Nothing but the data itself, reproduced exactly, is the expected answer.

[Supplied data Boundary: Start]

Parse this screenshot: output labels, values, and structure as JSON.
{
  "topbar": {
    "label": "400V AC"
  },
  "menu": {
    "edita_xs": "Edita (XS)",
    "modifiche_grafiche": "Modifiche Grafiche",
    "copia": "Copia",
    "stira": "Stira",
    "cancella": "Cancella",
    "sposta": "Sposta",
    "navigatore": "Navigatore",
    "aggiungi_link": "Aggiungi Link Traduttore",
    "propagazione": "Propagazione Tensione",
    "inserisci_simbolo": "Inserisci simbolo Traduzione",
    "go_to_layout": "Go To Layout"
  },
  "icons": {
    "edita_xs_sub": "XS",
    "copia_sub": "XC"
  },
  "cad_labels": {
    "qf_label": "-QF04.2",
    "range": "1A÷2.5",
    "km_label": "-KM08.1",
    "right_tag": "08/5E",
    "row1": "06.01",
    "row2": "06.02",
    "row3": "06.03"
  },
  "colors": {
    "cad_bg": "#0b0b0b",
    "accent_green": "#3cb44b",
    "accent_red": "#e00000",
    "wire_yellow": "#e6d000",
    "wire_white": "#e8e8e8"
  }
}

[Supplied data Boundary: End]

*Answer section*
Parse this screenshot: output labels, values, and structure as JSON.
{
  "topbar": {
    "label": "400V AC"
  },
  "menu": {
    "edita_xs": "Edita (XS)",
    "modifiche_grafiche": "Modifiche Grafiche",
    "copia": "Copia",
    "stira": "Stira",
    "cancella": "Cancella",
    "sposta": "Sposta",
    "navigatore": "Navigatore",
    "aggiungi_link": "Aggiungi Link Traduttore",
    "propagazione": "Propagazione Tensione",
    "inserisci_simbolo": "Inserisci simbolo Traduzione",
    "go_to_layout": "Go To Layout"
  },
  "icons": {
    "edita_xs_sub": "XS",
    "copia_sub": "XC"
  },
  "cad_labels": {
    "qf_label": "-QF04.2",
    "range": "1A÷2.5",
    "km_label": "-KM08.1",
    "right_tag": "08/5E",
    "row1": "06.01",
    "row2": "06.02",
    "row3": "06.03"
  },
  "colors": {
    "cad_bg": "#0b0b0b",
    "accent_green": "#3cb44b",
    "accent_red": "#e00000",
    "wire_yellow": "#e6d000",
    "wire_white": "#e8e8e8"
  }
}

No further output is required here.